“Previously, I submitted comments to the EA emphasizing the importance of maintaining waypoint LOWMA, near the tip of Point Loma over which eastbound flights departing from San Diego International Airport (SAN) must pass to the south,” said Peters' letter. “… [P]roposed (flight) changes have the potential for significant negative impacts on communities that have long had a 'good neighbor' relationship with the FAA and SAN. … In the mid-1990s, Point Lomans, through their elected officials, and the FAA agreed to install 'noise dots' so that controllers would direct all departures to the west of SAN and a dot beyond the tip of Point Loma for eastbound aircraft to go around.”
Noting the red dot agreement “is important for several reasons,” Peters said it represents “agreed-upon acceptable standards and practices for flight operations.”
“Destroying such a precedent in a unilateral manner sends residents the message that their federal government may not keep its promises,” Peters said. “It is proof that these residents are willing to do their part understanding their proximity to a major international airport requires some reasonable accommodations of them.”
Pointing out that the red dot agreement shows the community and the FAA “are capable of working together at a regional level,” Peters added, “Perhaps the red dot agreement, negotiated close to 20 years ago, is in need of an update. Who better to provide input than the same residents who have co-existed with an international airport for decades.”
Point Loman Casey Schnoor, who's launched a petition drive opposing the SoCal Metroplex plan that has garnered more than 3,500 signatures to date, said it's his understanding that responses to the SoCal Metroplex Environmental Assessment questions should be complete before the end of the year. He said the FAA will then move to create a final environmental assessment. Any implementation of the NextGen changes, which were originally scheduled for February of 2016, will now be delayed, Schnoor added.

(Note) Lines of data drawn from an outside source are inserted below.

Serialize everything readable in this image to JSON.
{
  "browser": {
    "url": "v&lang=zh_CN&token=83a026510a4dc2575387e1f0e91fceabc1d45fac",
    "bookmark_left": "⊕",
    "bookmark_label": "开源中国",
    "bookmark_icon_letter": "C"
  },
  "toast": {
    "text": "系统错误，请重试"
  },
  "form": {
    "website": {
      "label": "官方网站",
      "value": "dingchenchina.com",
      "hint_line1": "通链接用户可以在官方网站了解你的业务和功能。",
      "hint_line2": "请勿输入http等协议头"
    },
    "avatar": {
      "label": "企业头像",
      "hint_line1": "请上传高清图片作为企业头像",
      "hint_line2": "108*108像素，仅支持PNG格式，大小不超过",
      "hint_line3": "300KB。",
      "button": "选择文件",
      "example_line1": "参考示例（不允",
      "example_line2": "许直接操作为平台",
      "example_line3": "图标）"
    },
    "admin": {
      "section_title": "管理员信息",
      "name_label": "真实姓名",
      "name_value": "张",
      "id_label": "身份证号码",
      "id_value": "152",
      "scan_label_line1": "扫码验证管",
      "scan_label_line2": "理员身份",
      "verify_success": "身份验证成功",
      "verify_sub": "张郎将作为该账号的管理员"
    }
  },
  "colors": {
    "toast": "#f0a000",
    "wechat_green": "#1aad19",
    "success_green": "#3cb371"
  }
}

Schnoor said Mayor Kevin Faulconer is “working closely with the FAA, is currently researching the issues and has a second call scheduled with Lynn Ray, Sr., FAA administrator in charge of NextGen in Washington, D.C., in two weeks.
“We have met with and are working closely with the Airport Authority reviewing flight track data, crafting lists of concerns and recommendations to become the basis for a new red dot noise agreement with FAA-Air Traffic,” Schnoor said, adding Coronado Mayor Casey Tanaka has also written the FAA in opposition to proposed NextGen flight path changes.